Exercise input
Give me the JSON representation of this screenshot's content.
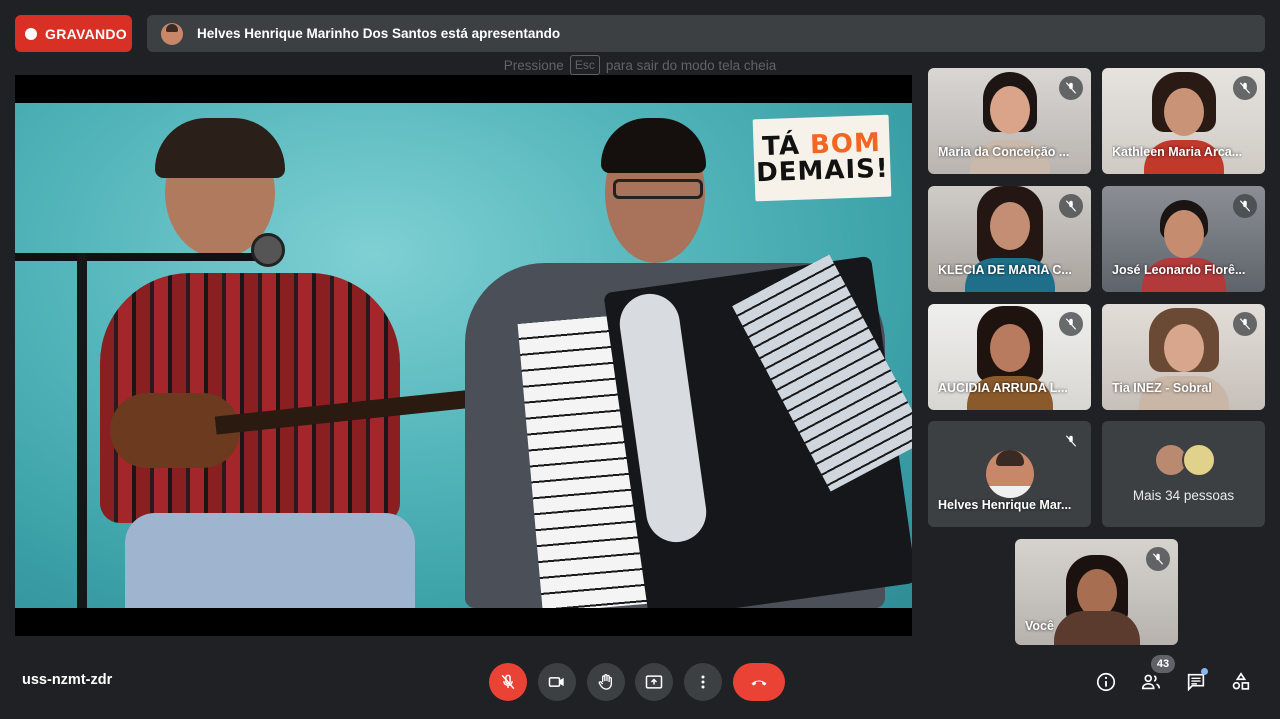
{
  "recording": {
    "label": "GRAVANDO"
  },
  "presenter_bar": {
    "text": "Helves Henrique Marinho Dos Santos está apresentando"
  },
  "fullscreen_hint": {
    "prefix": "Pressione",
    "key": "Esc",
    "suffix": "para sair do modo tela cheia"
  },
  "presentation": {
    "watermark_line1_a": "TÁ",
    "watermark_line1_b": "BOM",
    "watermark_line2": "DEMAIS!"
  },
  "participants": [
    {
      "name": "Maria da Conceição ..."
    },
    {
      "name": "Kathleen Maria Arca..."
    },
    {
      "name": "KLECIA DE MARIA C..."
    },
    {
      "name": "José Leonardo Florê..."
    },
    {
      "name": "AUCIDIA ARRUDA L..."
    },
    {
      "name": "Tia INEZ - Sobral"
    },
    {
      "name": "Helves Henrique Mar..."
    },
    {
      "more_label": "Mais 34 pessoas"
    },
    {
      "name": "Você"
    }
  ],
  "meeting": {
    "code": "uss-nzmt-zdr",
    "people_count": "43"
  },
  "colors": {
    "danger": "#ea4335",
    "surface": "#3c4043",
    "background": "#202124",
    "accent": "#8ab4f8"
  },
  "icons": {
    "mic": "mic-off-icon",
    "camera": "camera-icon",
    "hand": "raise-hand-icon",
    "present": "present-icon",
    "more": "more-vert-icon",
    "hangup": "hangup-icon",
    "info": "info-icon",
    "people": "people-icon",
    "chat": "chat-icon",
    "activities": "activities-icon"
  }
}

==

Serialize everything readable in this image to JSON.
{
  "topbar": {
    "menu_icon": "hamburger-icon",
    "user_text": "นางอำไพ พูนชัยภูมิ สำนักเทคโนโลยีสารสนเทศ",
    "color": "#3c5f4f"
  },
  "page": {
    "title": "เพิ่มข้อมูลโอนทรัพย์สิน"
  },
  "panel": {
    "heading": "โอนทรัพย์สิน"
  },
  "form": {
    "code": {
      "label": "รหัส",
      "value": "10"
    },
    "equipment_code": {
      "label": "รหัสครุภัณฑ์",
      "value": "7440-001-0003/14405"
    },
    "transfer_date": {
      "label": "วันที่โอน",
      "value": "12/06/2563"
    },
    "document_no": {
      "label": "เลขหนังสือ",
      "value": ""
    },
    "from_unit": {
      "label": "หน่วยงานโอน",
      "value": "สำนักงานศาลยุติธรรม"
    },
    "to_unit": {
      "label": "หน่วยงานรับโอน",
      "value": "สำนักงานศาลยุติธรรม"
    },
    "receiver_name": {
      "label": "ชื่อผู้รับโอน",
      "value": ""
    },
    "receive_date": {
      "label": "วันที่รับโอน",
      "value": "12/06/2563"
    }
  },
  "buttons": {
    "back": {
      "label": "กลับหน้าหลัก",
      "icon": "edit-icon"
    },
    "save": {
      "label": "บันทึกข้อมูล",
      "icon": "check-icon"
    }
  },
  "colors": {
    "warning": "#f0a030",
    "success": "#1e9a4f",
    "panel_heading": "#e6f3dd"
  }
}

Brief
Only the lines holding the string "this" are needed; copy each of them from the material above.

Result
Give me the JSON representation of this screenshot's content.
Serialize everything readable in this image to JSON.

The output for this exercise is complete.